Light plays a very important role in our lives. Without light we would not be able to see. Light from the sun generates heat, and can be used to generate electricity. To do this, light must travel to us.
Seeing the Light
Let’s take a moment to talk about visible light. As you can tell by the name, visible light is the light that humans can see. More specifically, you see the light that is not absorbed by objects. Green plants are green because they absorb all of the colors of the visible spectrum except the green color (you could also say the green wavelengths). A red wall is red to your eyes because it is not absorbing light from the red wavelengths. Mirrors reflect all of the colors of visible light.
We describe the world the way we see it as humans. Other living things on Earth see the world in different ways. Dogs only see things in black, white and gray. Some insects see colors that none of us can see. When you are learning about visible light you should remember we mean visible to humans. We should also mention that not all humans can see all the colors. There is an eye defect called color-blindness that affects many men. Color-blind men cannot see certain colors of the spectrum. It has to do with a genetic defect in their eyes.
Edges of Visibility
Although we can’t see them with our eyes, some wavelengths of light that bookend the visible spectrum are also important. Infrared radiation is next to the red portion of the spectrum. Infrared light is heat. Scientists use infrared light sensing optics when they want to see differences in temperature. Ultraviolet radiation (UV) is just beyond the violet end of the visible spectrum. UV light is given off by the Sun and absorbed by ozone in the atmosphere. Ultraviolet light can also mutate cells in your skin and give you skin cancer.
When a light ray hits an object and bounces off, it is called reflection. When you think of reflection, think about mirrors. They reflect all of the light. That is the reason you can see yourself. Even the ocean reflects light, just not all of it. If you are above the ocean, you can’t see the reflection that well, but when you are at an angle, look closely; you can see a reflection of the sky. So the ocean only has partial reflectivity.
Bending Light with Refraction
Lenses are pieces of glass that bend light. The easiest thing to think about is lenses in eyeglasses. People who do not have 20/20 vision might see things a little out of focus. They wear glasses or contact lenses to make their sight clearer. Those glasses have specially ground lenses that bend the rays of light just enough to focus the image for the person to see properly. All lenses bend and refract rays of light.
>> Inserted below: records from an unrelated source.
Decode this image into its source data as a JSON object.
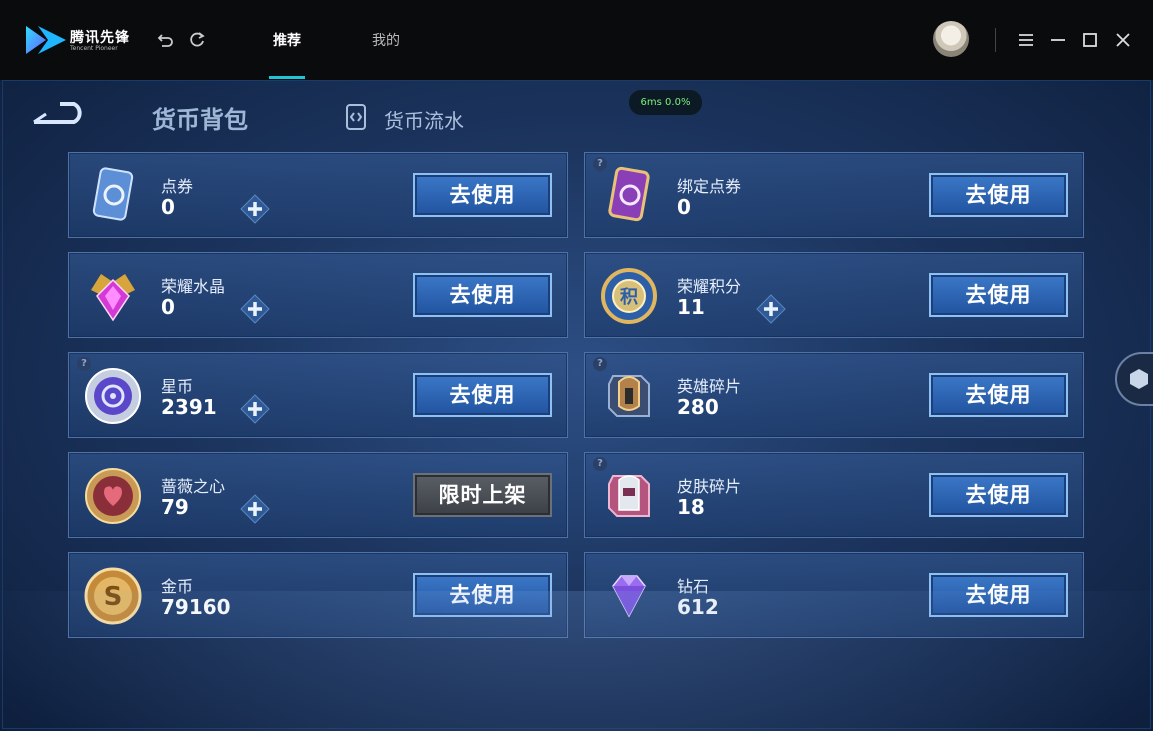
{
  "titlebar": {
    "brand": "腾讯先锋",
    "brand_sub": "Tencent Pioneer",
    "tabs": [
      {
        "label": "推荐",
        "active": true
      },
      {
        "label": "我的",
        "active": false
      }
    ],
    "accent_color": "#1fc4d8"
  },
  "page": {
    "title": "货币背包",
    "secondary_link": "货币流水",
    "perf_label": "6ms  0.0%"
  },
  "currencies": [
    {
      "name": "点券",
      "value": "0",
      "has_plus": true,
      "has_help": false,
      "button": "去使用",
      "button_style": "blue",
      "icon": "coupon-icon"
    },
    {
      "name": "绑定点券",
      "value": "0",
      "has_plus": false,
      "has_help": true,
      "button": "去使用",
      "button_style": "blue",
      "icon": "bound-coupon-icon"
    },
    {
      "name": "荣耀水晶",
      "value": "0",
      "has_plus": true,
      "has_help": false,
      "button": "去使用",
      "button_style": "blue",
      "icon": "glory-crystal-icon"
    },
    {
      "name": "荣耀积分",
      "value": "11",
      "has_plus": true,
      "has_help": false,
      "button": "去使用",
      "button_style": "blue",
      "icon": "glory-points-icon"
    },
    {
      "name": "星币",
      "value": "2391",
      "has_plus": true,
      "has_help": true,
      "button": "去使用",
      "button_style": "blue",
      "icon": "star-coin-icon"
    },
    {
      "name": "英雄碎片",
      "value": "280",
      "has_plus": false,
      "has_help": true,
      "button": "去使用",
      "button_style": "blue",
      "icon": "hero-fragment-icon"
    },
    {
      "name": "蔷薇之心",
      "value": "79",
      "has_plus": true,
      "has_help": false,
      "button": "限时上架",
      "button_style": "grey",
      "icon": "rose-heart-icon"
    },
    {
      "name": "皮肤碎片",
      "value": "18",
      "has_plus": false,
      "has_help": true,
      "button": "去使用",
      "button_style": "blue",
      "icon": "skin-fragment-icon"
    },
    {
      "name": "金币",
      "value": "79160",
      "has_plus": false,
      "has_help": false,
      "button": "去使用",
      "button_style": "blue",
      "icon": "gold-coin-icon"
    },
    {
      "name": "钻石",
      "value": "612",
      "has_plus": false,
      "has_help": false,
      "button": "去使用",
      "button_style": "blue",
      "icon": "diamond-icon"
    }
  ]
}
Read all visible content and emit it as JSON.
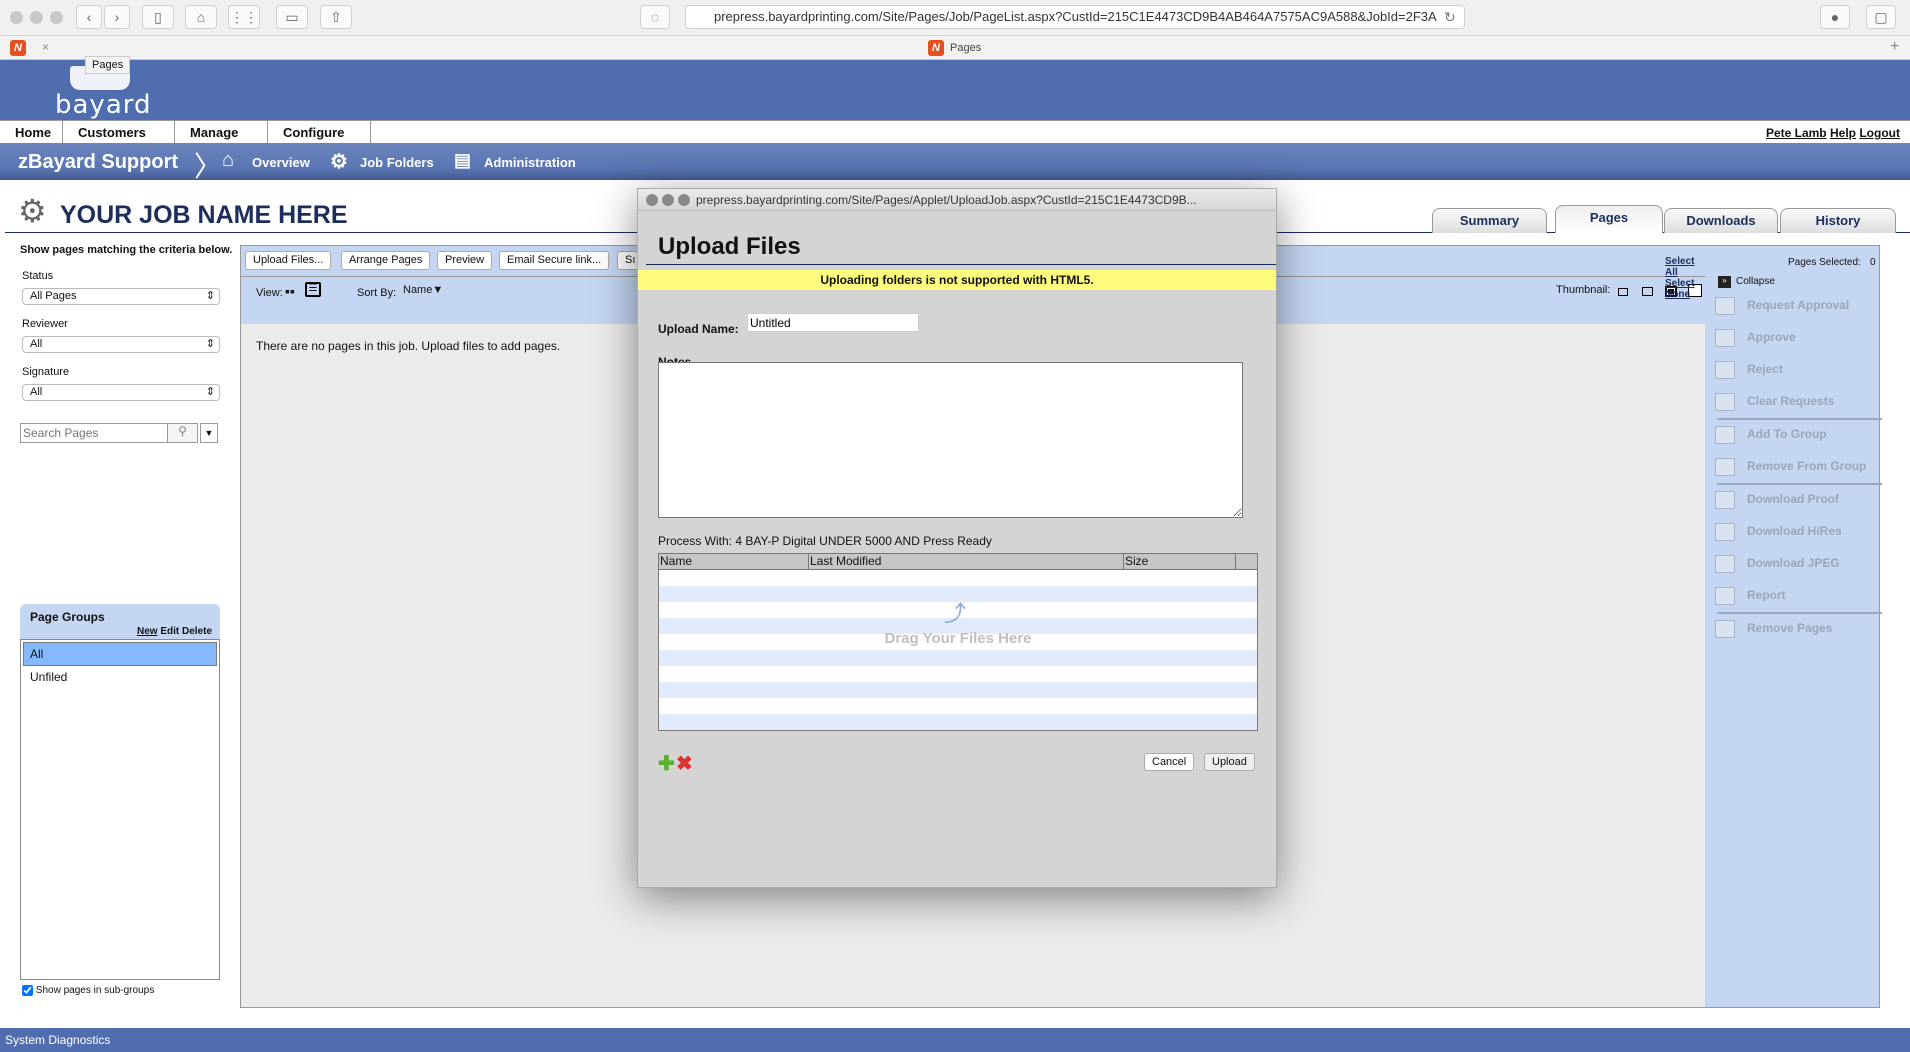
{
  "browser": {
    "url": "prepress.bayardprinting.com/Site/Pages/Job/PageList.aspx?CustId=215C1E4473CD9B4AB464A7575AC9A588&JobId=2F3A",
    "tab_title": "Pages",
    "tooltip": "Pages",
    "close": "×",
    "new_tab": "+"
  },
  "brand": {
    "logo": "bayard"
  },
  "menu": {
    "items": [
      "Home",
      "Customers ▼",
      "Manage ▼",
      "Configure ▼"
    ],
    "user": "Pete Lamb",
    "help": "Help",
    "logout": "Logout"
  },
  "subnav": {
    "title": "zBayard Support",
    "overview": "Overview",
    "job_folders": "Job Folders",
    "administration": "Administration"
  },
  "job": {
    "title": "YOUR JOB NAME HERE"
  },
  "tabs": [
    "Summary",
    "Pages",
    "Downloads",
    "History"
  ],
  "filters": {
    "intro": "Show pages matching the criteria below.",
    "status_label": "Status",
    "status_value": "All Pages",
    "reviewer_label": "Reviewer",
    "reviewer_value": "All",
    "signature_label": "Signature",
    "signature_value": "All",
    "search_placeholder": "Search Pages"
  },
  "groups": {
    "title": "Page Groups",
    "new": "New",
    "edit": "Edit",
    "delete": "Delete",
    "items": [
      "All",
      "Unfiled"
    ],
    "subgroups_label": "Show pages in sub-groups",
    "subgroups_checked": true
  },
  "toolbar": {
    "buttons": [
      "Upload Files...",
      "Arrange Pages",
      "Preview",
      "Email Secure link...",
      "Sı"
    ],
    "view_label": "View:",
    "sort_label": "Sort By:",
    "sort_value": "Name",
    "thumbnail_label": "Thumbnail:",
    "select_all": "Select All",
    "select_none": "Select None",
    "pages_selected_label": "Pages Selected:",
    "pages_selected": "0"
  },
  "empty_message": "There are no pages in this job.  Upload files to add pages.",
  "actions": {
    "collapse": "Collapse",
    "items": [
      "Request Approval",
      "Approve",
      "Reject",
      "Clear Requests",
      "Add To Group",
      "Remove From Group",
      "Download Proof",
      "Download HiRes",
      "Download JPEG",
      "Report",
      "Remove Pages"
    ]
  },
  "dialog": {
    "url": "prepress.bayardprinting.com/Site/Pages/Applet/UploadJob.aspx?CustId=215C1E4473CD9B...",
    "title": "Upload Files",
    "warning": "Uploading folders is not supported with HTML5.",
    "upload_name_label": "Upload Name:",
    "upload_name_value": "Untitled",
    "notes_label": "Notes",
    "process_with": "Process With: 4 BAY-P Digital UNDER 5000 AND Press Ready",
    "columns": [
      "Name",
      "Last Modified",
      "Size"
    ],
    "drop_text": "Drag Your Files Here",
    "cancel": "Cancel",
    "upload": "Upload",
    "warning_color": "#fdfc7f"
  },
  "footer": {
    "label": "System Diagnostics"
  }
}
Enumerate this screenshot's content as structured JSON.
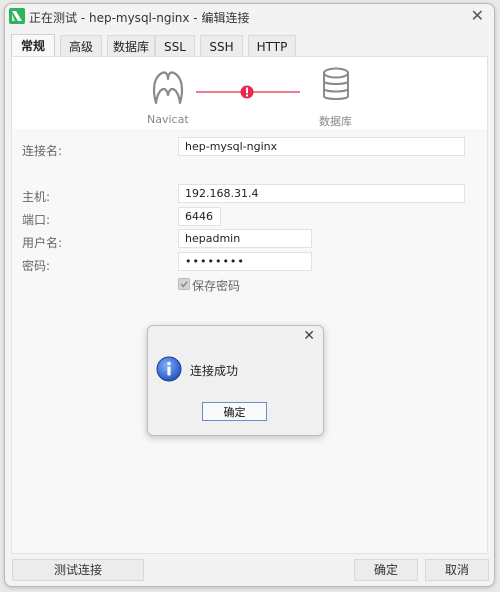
{
  "window": {
    "title": "正在测试 - hep-mysql-nginx - 编辑连接",
    "close_glyph": "✕"
  },
  "tabs": [
    {
      "label": "常规",
      "active": true
    },
    {
      "label": "高级"
    },
    {
      "label": "数据库"
    },
    {
      "label": "SSL"
    },
    {
      "label": "SSH"
    },
    {
      "label": "HTTP"
    }
  ],
  "diagram": {
    "left_node_label": "Navicat",
    "right_node_label": "数据库",
    "connector_color": "#f27c8f",
    "status_color": "#e8294d"
  },
  "form": {
    "connection_name_label": "连接名:",
    "connection_name_value": "hep-mysql-nginx",
    "host_label": "主机:",
    "host_value": "192.168.31.4",
    "port_label": "端口:",
    "port_value": "6446",
    "username_label": "用户名:",
    "username_value": "hepadmin",
    "password_label": "密码:",
    "password_value": "••••••••",
    "save_password_label": "保存密码",
    "save_password_checked": true
  },
  "dialog": {
    "close_glyph": "✕",
    "message": "连接成功",
    "ok_label": "确定"
  },
  "buttons": {
    "test_connection": "测试连接",
    "ok": "确定",
    "cancel": "取消"
  }
}
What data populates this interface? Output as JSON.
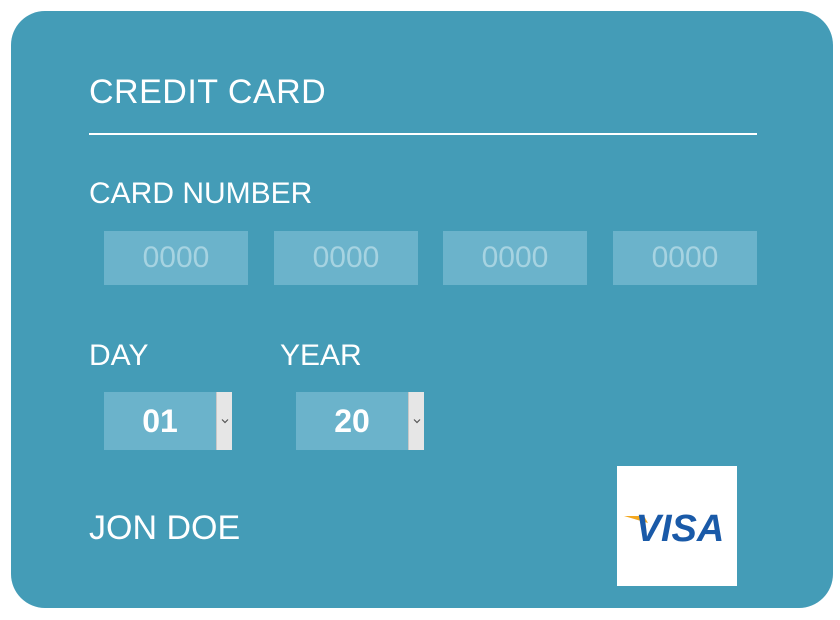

In the refraction section we said that light changes speeds when it moves from one medium to another. A medium is a substance like water, air, or glass. When light slows down or speeds up it changes direction a little bit. There are three basic shapes that a lens can have: concave, convex, and planar. A concave shape is bowed inward, like looking into a mixing bowl. Convex is just the opposite, bowed outward. Have you ever seen those mirrors in the grocery stores, where everything is reflected in a spherical way? That’s convex. Planar is just that, a plane. It’s a flat surface. Just think of a planar mirror on your wall.
Telescopes and microscopes are excellent examples of how lenses are used every day. By using different combinations of lenses, light is focused to create an image we could not see with the naked eye. Telescopes are able to see very distant objects that are very small to our sight and magnify them so we can see the details. The larger telescopes offer a greater ability to see objects that are more distant. Microscopes work with a similar idea but are concerned with size, not distance. Microscopes enlarge very small objects that are close to the viewer.
Prisms are a very special type of lens. When refraction is at work in a prism it breaks the beam of visible light into its basic colors. In visible light, the magic colors you can see are red, orange, yellow, green, blue, indigo, and violet. Scientists say ROY-G-BIV. A prism is made up of two planar surfaces at an angle. It uses the slower speed of light in glass to its advantage by refracting the light twice. Because of the different wavelengths of light, each color is refracted a different amount. When the light ray leaves the prism, it speeds up again (entering the air) and refracts a second time. That second dispersal creates the colorful spectrum of colors.
Enjoy these activities and video about light!
http://www.bbc.co.uk/schools/scienceclips/ages/7_8/light_shadows_fs.shtml Exercise about shadows
http://www.primaryresources.co.uk/science/powerpoint/transparent.swf Transparent, translucent and opaque objects
http://www.youtube.com/watch?v=2P3nKJHO2j0 Video about light, reflection and refraction